Exercise aim:
All lines from the one with "What's the underlying" onward, through the last line of the records below, are to be retyped word for word.

Stored data entries:
════════════════
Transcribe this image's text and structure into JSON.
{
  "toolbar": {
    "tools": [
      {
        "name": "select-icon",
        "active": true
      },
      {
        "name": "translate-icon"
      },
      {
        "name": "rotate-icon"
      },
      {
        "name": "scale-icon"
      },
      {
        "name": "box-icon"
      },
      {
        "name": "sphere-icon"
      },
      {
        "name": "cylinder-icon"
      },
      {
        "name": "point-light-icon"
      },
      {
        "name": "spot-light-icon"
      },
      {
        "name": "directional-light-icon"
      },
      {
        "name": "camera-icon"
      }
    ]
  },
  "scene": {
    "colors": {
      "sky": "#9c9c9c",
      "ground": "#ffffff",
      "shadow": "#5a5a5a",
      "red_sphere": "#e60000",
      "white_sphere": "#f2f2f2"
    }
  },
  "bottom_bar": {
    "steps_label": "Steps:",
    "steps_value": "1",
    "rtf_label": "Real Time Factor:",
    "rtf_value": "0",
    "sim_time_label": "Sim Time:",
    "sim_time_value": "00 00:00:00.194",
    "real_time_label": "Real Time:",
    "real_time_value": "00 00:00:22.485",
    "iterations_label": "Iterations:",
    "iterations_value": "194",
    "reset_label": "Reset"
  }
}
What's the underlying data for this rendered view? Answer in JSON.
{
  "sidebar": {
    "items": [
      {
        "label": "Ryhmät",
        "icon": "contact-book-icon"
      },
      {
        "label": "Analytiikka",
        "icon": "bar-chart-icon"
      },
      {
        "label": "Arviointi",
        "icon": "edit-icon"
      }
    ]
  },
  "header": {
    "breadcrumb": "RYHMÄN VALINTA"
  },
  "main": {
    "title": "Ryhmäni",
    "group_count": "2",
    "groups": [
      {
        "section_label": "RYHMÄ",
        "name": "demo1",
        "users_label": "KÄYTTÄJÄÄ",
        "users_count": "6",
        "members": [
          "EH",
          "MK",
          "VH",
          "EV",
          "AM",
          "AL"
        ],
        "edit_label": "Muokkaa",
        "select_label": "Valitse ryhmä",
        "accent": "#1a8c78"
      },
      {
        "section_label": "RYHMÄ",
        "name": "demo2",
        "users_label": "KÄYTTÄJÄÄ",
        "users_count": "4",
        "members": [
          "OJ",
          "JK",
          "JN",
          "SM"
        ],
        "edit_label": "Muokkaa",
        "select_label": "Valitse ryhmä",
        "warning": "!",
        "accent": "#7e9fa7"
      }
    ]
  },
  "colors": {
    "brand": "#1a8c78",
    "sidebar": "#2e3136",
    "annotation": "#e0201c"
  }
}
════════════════
Task result:
What's the underlying data for this rendered view? Answer in JSON.
{
  "sidebar": {
    "items": [
      {
        "label": "Ryhmät",
        "icon": "contact-book-icon"
      },
      {
        "label": "Analytiikka",
        "icon": "bar-chart-icon"
      },
      {
        "label": "Arviointi",
        "icon": "edit-icon"
      }
    ]
  },
  "header": {
    "breadcrumb": "RYHMÄN VALINTA"
  },
  "main": {
    "title": "Ryhmäni",
    "group_count": "2",
    "groups": [
      {
        "section_label": "RYHMÄ",
        "name": "demo1",
        "users_label": "KÄYTTÄJÄÄ",
        "users_count": "6",
        "members": [
          "EH",
          "MK",
          "VH",
          "EV",
          "AM",
          "AL"
        ],
        "edit_label": "Muokkaa",
        "select_label": "Valitse ryhmä",
        "accent": "#1a8c78"
      },
      {
        "section_label": "RYHMÄ",
        "name": "demo2",
        "users_label": "KÄYTTÄJÄÄ",
        "users_count": "4",
        "members": [
          "OJ",
          "JK",
          "JN",
          "SM"
        ],
        "edit_label": "Muokkaa",
        "select_label": "Valitse ryhmä",
        "warning": "!",
        "accent": "#7e9fa7"
      }
    ]
  },
  "colors": {
    "brand": "#1a8c78",
    "sidebar": "#2e3136",
    "annotation": "#e0201c"
  }
}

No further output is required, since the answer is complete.